Dissident Republicans planned to ship weapons and ammunition from the US to a school in Donegal, the Omagh civil court case heard today.
The landmark lawsuit, being taken against five men said to be responsible for the worst atrocity of the Northern conflict, heard the address of the school in Ballyshannon was given to an FBI agent who infiltrated the Real IRA.
The unprecedented hearing, which is taking evidence in Dublin, was told David Rupert passed the evidence on to gardaí who were probing terrorist activity on both sides of the boarder.
The £14m (€17.6m)-civil action by six families is against five men they believe are responsible for the RIRA blast, which killed 29 people, including a woman pregnant with twins.
Michael McKevitt, the alleged leader of the RIRA, Liam Campbell, said to be his number two, Colm Murphy, Seamus McKenna and Seamus Daly all deny any involvement in the bomb attack in the Co Tyrone town on a busy Saturday afternoon in August 1998.
Detective Inspector Diarmuid O’Sullivan, of the special detective unit, said five statements were taken from Rupert who, on January 20 2001 in Chicago, handed over a brown enveloped containing a number of documents which he claimed he got from McKevitt.
The envelope included a business card from auctioneer Joe O’Neill and handwritten on the back was “Kathleen Askin, Vocational School, College Street, Ballyshannon”.
“This was the address that was supplied to Mr Rupert to ship military supplies from the US for the continuity IRA,” said Det Insp O’Sullivan.
A piece of paper with the name and address of a man in Worcester, Massachusetts, was also handed to officers.
“David Rupert indicated that this was the person that Michael McKevitt instructed him to meet in the US to conduct his affairs,” the detective told the court.
The envelope also included the name of a man who would act as a go between for a journalist at the Chicago Sun and McKevitt, a number of receipts for the Republican Prisoners Welfare Association, and a photograph of Rupert with a another male.
Mr O’Sullivan said Rupert also identified three properties in Dundalk, Co Louth, which he maintained had been in when he was involved with the terrorist group. They included McKevitt’s family home.
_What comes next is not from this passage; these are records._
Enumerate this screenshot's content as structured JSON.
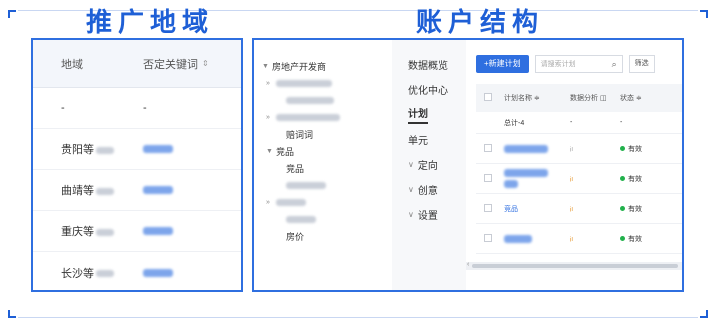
{
  "headings": {
    "left": "推广地域",
    "right": "账户结构"
  },
  "left_table": {
    "col_region": "地域",
    "col_negative": "否定关键词",
    "sort_icon": "sort-icon",
    "rows": [
      {
        "region": "-",
        "negative": "-"
      },
      {
        "region": "贵阳等",
        "negative": ""
      },
      {
        "region": "曲靖等",
        "negative": ""
      },
      {
        "region": "重庆等",
        "negative": ""
      },
      {
        "region": "长沙等",
        "negative": ""
      }
    ]
  },
  "tree": {
    "items": [
      {
        "label": "房地产开发商",
        "arrow": "▼"
      },
      {
        "label": "",
        "arrow": "»"
      },
      {
        "label": "",
        "arrow": ""
      },
      {
        "label": "",
        "arrow": "»"
      },
      {
        "label": "赔词词",
        "arrow": ""
      },
      {
        "label": "竞品",
        "arrow": "▼"
      },
      {
        "label": "竞品",
        "arrow": ""
      },
      {
        "label": "",
        "arrow": ""
      },
      {
        "label": "",
        "arrow": "»"
      },
      {
        "label": "",
        "arrow": ""
      },
      {
        "label": "房价",
        "arrow": ""
      }
    ]
  },
  "nav": {
    "items": [
      {
        "label": "数据概览",
        "chev": ""
      },
      {
        "label": "优化中心",
        "chev": ""
      },
      {
        "label": "计划",
        "chev": ""
      },
      {
        "label": "单元",
        "chev": ""
      },
      {
        "label": "定向",
        "chev": "∨"
      },
      {
        "label": "创意",
        "chev": "∨"
      },
      {
        "label": "设置",
        "chev": "∨"
      }
    ]
  },
  "toolbar": {
    "new_label": "+新建计划",
    "search_placeholder": "请搜索计划",
    "filter_label": "筛选"
  },
  "plan_table": {
    "col_name": "计划名称 ≑",
    "col_analysis": "数据分析",
    "col_status": "状态 ≑",
    "total_label": "总计-4",
    "total_dash1": "-",
    "total_dash2": "-",
    "rows": [
      {
        "name": "",
        "status": "有效",
        "icon_gray": true
      },
      {
        "name": "",
        "status": "有效",
        "icon_gray": false
      },
      {
        "name": "竞品",
        "status": "有效",
        "icon_gray": false
      },
      {
        "name": "",
        "status": "有效",
        "icon_gray": false
      }
    ]
  },
  "colors": {
    "accent": "#1e5fd6",
    "status_ok": "#22b14c"
  }
}
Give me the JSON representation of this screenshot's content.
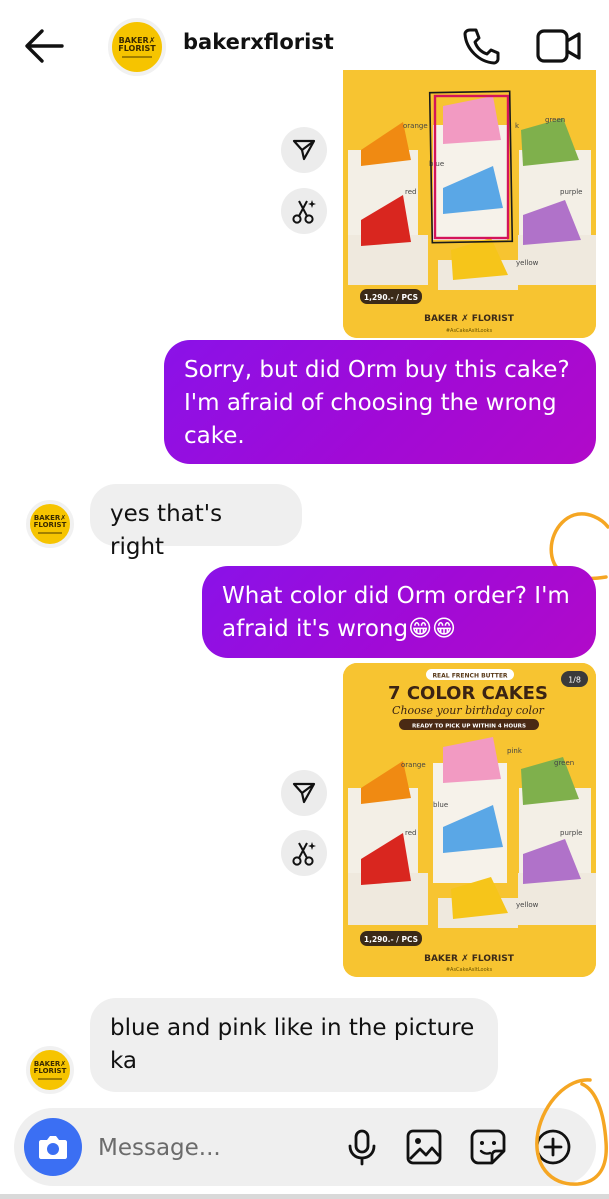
{
  "header": {
    "username": "bakerxflorist",
    "avatar_text": [
      "BAKER✗",
      "FLORIST"
    ]
  },
  "product_card": {
    "tag": "REAL FRENCH BUTTER",
    "title": "7 COLOR CAKES",
    "subtitle": "Choose your birthday color",
    "banner": "READY TO PICK UP WITHIN 4 HOURS",
    "page_counter": "1/8",
    "price": "1,290.- / PCS",
    "brand": "BAKER ✗ FLORIST",
    "hashtag": "#AsCakeAsItLooks",
    "color_labels": [
      "orange",
      "pink",
      "green",
      "blue",
      "red",
      "purple",
      "yellow"
    ],
    "partial_label": "k"
  },
  "messages": [
    {
      "from": "me",
      "text": "Sorry, but did Orm buy this cake? I'm afraid of choosing the wrong cake."
    },
    {
      "from": "them",
      "text": "yes that's right"
    },
    {
      "from": "me",
      "text": "What color did Orm order? I'm afraid it's wrong😁😁"
    },
    {
      "from": "them",
      "text": "blue and pink like in the picture ka"
    }
  ],
  "composer": {
    "placeholder": "Message..."
  },
  "colors": {
    "outgoing_bubble": "#9b0bdc",
    "incoming_bubble": "#efefef",
    "camera_button": "#3b6ff3",
    "annotation_orange": "#f5a623",
    "avatar_yellow": "#f6c400",
    "card_yellow": "#f7c431"
  },
  "icons": [
    "back-arrow-icon",
    "phone-icon",
    "video-icon",
    "share-icon",
    "ai-sparkle-icon",
    "camera-icon",
    "microphone-icon",
    "gallery-icon",
    "sticker-icon",
    "plus-icon"
  ]
}
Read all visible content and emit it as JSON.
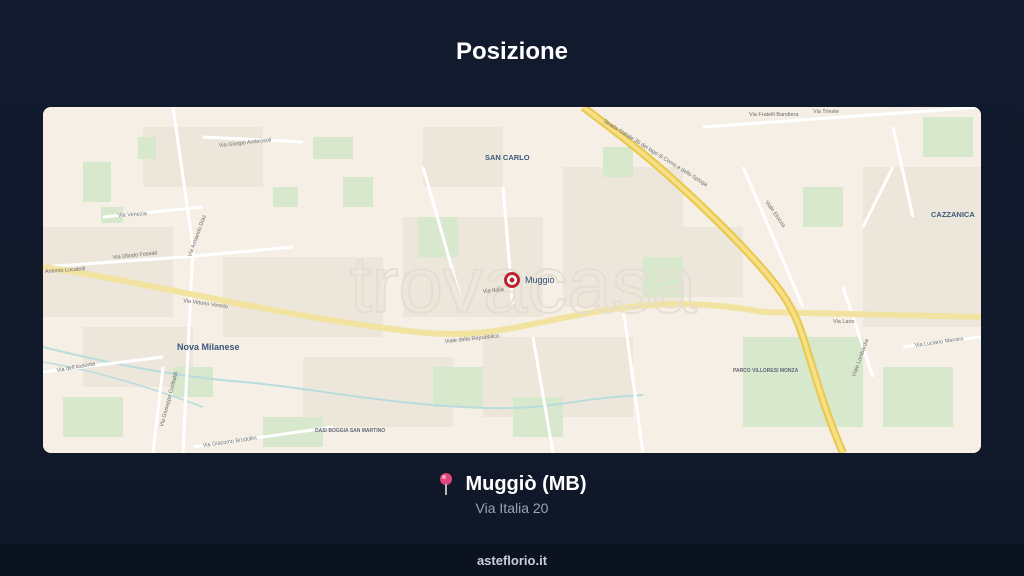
{
  "header": {
    "title": "Posizione"
  },
  "map": {
    "watermark": "trovacasa",
    "marker_label": "Muggiò",
    "district_labels": {
      "san_carlo": "SAN CARLO",
      "cazzanica": "CAZZANICA",
      "nova_milanese": "Nova Milanese",
      "parco": "PARCO VILLORESI MONZA",
      "san_martino": "DASI BOGGIA SAN MARTINO"
    },
    "street_labels": {
      "giorgio_ambrosoli": "Via Giorgio Ambrosoli",
      "venezia": "Via Venezia",
      "armando_diaz": "Via Armando Diaz",
      "olindo_fossati": "Via Olindo Fossati",
      "locatelli": "Antonio Locatelli",
      "vittorio_veneto": "Via Vittorio Veneto",
      "repubblica": "Viale della Repubblica",
      "garibaldi": "Via Giuseppe Garibaldi",
      "assunta": "Via dell'Assunta",
      "brodolini": "Via Giacomo Brodolini",
      "statale_como": "Strada Statale 36 del lago di Como e dello Spluga",
      "via_lario": "Via Lario",
      "viale_elvezia": "Viale Elvezia",
      "lombardia": "Viale Lombardia",
      "luciano_manara": "Via Luciano Manara",
      "franchi_bandiera": "Via Fratelli Bandiera",
      "trieste": "Via Trieste",
      "italia": "Via Italia"
    }
  },
  "location": {
    "name": "Muggiò (MB)",
    "address": "Via Italia 20",
    "pin_icon": "map-pin-icon",
    "pin_color": "#e0457b"
  },
  "footer": {
    "brand": "asteflorio.it"
  }
}
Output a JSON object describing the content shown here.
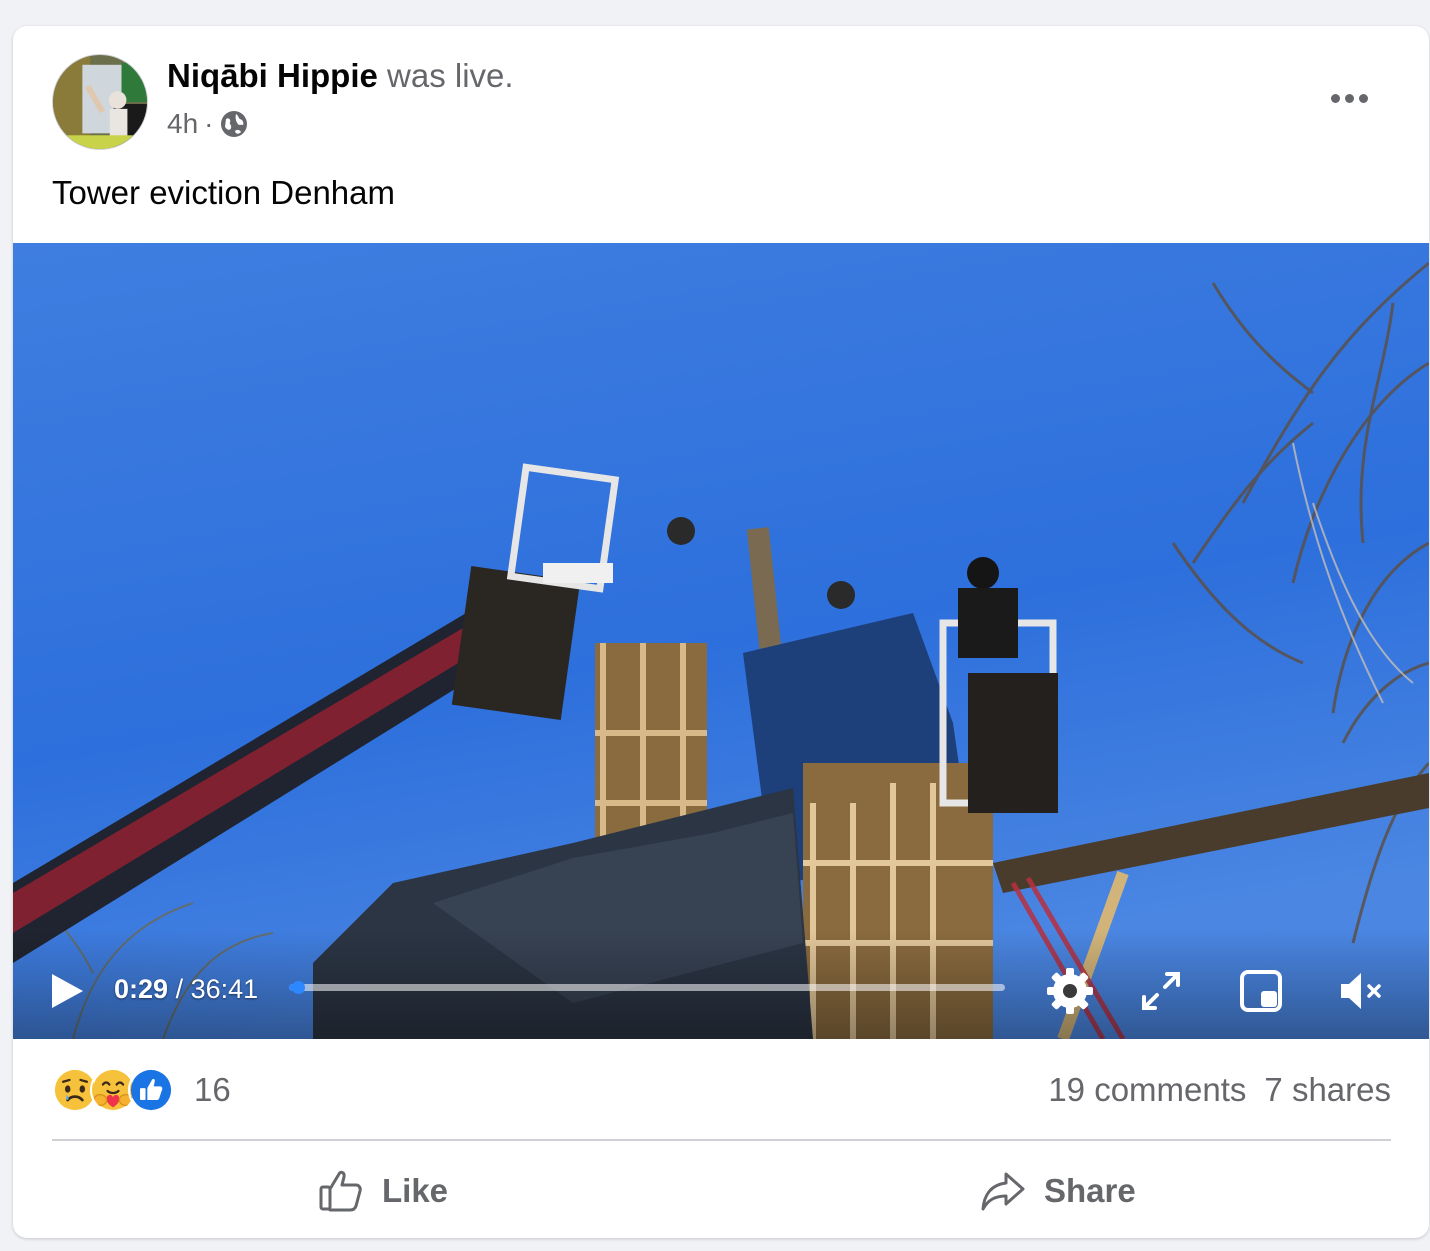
{
  "post": {
    "author_name": "Niqābi Hippie",
    "author_suffix": "was live.",
    "time": "4h",
    "separator": "·",
    "privacy_icon": "globe-icon",
    "text": "Tower eviction Denham"
  },
  "video": {
    "current_time": "0:29",
    "total_time": "/ 36:41",
    "progress_fraction": 0.013,
    "controls": [
      "play-icon",
      "settings-icon",
      "fullscreen-icon",
      "picture-in-picture-icon",
      "muted-volume-icon"
    ]
  },
  "engagement": {
    "reaction_icons": [
      "sad-icon",
      "care-icon",
      "like-icon"
    ],
    "reaction_count": "16",
    "comments": "19 comments",
    "shares": "7 shares"
  },
  "actions": {
    "like_label": "Like",
    "share_label": "Share"
  },
  "colors": {
    "accent": "#2d88ff",
    "secondary_text": "#65676b",
    "sky": "#2f6fd8"
  }
}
When later arrested, McKevitt told gardaí he could not recall meeting Rupert - who was 6ft 7in and weighed 20 stone.